… that Parisian house where I’d watch the light
fire the guillotine’s falling blade of ice
and gaze on each dead face, white as the moon.
As this example demonstrates, there is some very fine visual and sensory detail throughout the poem: elsewhere, “Ice / carves intricate patterns on windows”; and “the moon / silvered the frozen lake”. This is a very successfully-crafted poem, whose true wealths are properly realized when it is read aloud.
West Sussex Winner – Red Admiral in Winter by Fran Tristram
The adoption of an almost Petrarchan sonnet form admirably suits this dazzling poem. A particular feature is the use of only 4 rhyme-words throughout the 14 lines: an octave of 2 quatrains in an ABBA structure, capped by the sestet in CDCDCC. This serves to highlight the structural pattern in which the octave states and develops the proposition, and after the turn, the volta, the sestet reflects on these and hints at a more universal situation or solution. Of additional structural importance is the deliberate strategy of limited punctuation. This draws attention to the sestet’s important opening question, the only use of punctuation in the poem, apart from a dash.

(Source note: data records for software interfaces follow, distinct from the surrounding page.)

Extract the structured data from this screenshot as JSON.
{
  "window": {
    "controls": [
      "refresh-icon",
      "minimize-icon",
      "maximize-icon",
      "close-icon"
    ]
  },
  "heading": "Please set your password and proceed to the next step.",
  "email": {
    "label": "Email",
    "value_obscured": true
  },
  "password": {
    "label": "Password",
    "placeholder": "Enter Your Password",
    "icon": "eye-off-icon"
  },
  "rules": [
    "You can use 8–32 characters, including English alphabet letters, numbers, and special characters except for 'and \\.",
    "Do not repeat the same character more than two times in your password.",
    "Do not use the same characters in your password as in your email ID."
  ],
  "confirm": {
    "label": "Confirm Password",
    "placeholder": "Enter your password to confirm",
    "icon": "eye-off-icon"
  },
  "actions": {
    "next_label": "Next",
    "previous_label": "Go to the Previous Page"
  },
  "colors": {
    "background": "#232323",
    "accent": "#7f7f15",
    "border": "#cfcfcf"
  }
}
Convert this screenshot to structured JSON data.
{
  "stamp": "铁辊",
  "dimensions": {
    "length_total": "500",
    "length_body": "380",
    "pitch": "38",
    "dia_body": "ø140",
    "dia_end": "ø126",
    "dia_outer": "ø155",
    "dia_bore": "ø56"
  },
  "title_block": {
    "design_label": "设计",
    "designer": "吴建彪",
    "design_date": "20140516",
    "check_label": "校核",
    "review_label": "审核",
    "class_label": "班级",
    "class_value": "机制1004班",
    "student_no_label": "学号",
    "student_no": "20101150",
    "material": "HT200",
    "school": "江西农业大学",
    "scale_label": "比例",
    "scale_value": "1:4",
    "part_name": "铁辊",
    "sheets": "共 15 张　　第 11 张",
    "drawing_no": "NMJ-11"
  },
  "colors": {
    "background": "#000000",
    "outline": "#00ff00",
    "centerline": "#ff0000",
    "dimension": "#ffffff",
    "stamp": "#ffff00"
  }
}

The sonnet considers the early emergence of a hibernating butterfly, and simultaneously intuits a comment on the incidence of climate change and global warming that has caused its untimely action. Addressing the butterfly, the opening description catches the jazziness of its markings, here identified as “sultry nightclub finery” – a feature which the absence of punctuation emphasises by bringing into clear focus via the chosen adjectives the Red Admiral’s particular colours:
rich black velvet sizzling red pure white
This is in sharp contrast with the expected wintering “frayed and tattered” features, and underpins the “Sporting” element of the butterfly who “dare(s) to risk” “one last dance” “in this false-Spring”. There is much verbal play on matters of eating and drinking: the emergence into flight is “a taste of February fun”; the butterfly is urged to “Drink” the “heady nectar”, and “soak up the precious light” till stirred into “drunken flight”; and the butterfly’s “courage” is seen to be prompted by “hunger”. However, the action of the butterfly is short-lived as delineated in the effective descriptions of “storms”, “icy inundations” and “deadly jewelled frost” which transform the Red Admiral into “a final glittering decoration”. This is a delightful poem, which celebrates the wonders of Nature – both insect and seasonal weather – and simultaneously alerts us to the precarious hold on life.
Congratulations go to all the authors of Commended and Prize-Winning poems, and my thanks to all competitors for allowing me to share their worlds, their thoughts, their laughter, tears and concerns: I learn such a lot from their writing. Finally, my thanks to Gillie Read for her impeccable management of the competition, and to the Society for honouring me with their confidence in my judgement!
Three cheers for poetry! Long may the Slipstream Poets continue to meet!